* Task goal
Which of the lines below hold "доставки"? Please return each one.

(Records to process begins)

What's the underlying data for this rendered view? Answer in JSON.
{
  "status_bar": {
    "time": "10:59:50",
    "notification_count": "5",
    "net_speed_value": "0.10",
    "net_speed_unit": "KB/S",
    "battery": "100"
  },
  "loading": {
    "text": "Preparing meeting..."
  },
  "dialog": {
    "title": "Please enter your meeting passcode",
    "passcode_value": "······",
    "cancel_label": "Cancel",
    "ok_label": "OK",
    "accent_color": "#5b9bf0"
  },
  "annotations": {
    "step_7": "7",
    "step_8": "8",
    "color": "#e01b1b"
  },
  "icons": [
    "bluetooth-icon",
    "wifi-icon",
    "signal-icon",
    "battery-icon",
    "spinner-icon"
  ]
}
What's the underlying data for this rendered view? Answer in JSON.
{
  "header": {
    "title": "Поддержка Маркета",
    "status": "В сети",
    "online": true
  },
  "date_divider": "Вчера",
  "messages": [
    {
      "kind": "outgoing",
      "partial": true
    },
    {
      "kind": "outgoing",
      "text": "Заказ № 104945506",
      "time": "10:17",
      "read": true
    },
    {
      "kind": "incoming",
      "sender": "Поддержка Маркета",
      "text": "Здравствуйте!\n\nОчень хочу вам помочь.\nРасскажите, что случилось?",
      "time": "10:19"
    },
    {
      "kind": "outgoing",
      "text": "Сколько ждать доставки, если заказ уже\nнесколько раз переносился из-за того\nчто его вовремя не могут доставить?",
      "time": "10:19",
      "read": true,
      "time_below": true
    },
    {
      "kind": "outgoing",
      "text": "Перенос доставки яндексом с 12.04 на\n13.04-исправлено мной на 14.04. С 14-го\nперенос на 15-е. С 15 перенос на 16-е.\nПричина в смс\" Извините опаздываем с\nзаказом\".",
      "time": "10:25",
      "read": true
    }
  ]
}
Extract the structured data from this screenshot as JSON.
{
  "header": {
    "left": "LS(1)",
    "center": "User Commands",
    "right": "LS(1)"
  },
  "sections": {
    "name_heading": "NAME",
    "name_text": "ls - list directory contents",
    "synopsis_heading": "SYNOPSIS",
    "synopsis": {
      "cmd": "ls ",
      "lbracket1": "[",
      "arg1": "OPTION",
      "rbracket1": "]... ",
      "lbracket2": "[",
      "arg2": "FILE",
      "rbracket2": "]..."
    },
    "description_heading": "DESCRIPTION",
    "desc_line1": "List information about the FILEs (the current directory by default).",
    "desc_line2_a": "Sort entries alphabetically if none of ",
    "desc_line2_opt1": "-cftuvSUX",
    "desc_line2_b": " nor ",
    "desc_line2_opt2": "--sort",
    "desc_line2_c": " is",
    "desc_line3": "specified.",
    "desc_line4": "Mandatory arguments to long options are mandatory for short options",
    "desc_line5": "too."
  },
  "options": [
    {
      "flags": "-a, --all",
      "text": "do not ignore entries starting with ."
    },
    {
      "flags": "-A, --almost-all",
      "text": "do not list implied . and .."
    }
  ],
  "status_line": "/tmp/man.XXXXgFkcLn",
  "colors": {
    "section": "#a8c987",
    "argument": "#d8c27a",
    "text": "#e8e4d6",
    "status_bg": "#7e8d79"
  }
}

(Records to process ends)

* Task solution
      "text": "Сколько ждать доставки, если заказ уже\nнесколько раз переносился из-за того\nчто его вовремя не могут доставить?",
      "text": "Перенос доставки яндексом с 12.04 на\n13.04-исправлено мной на 14.04. С 14-го\nперенос на 15-е. С 15 перенос на 16-е.\nПричина в смс\" Извините опаздываем с\nзаказом\".",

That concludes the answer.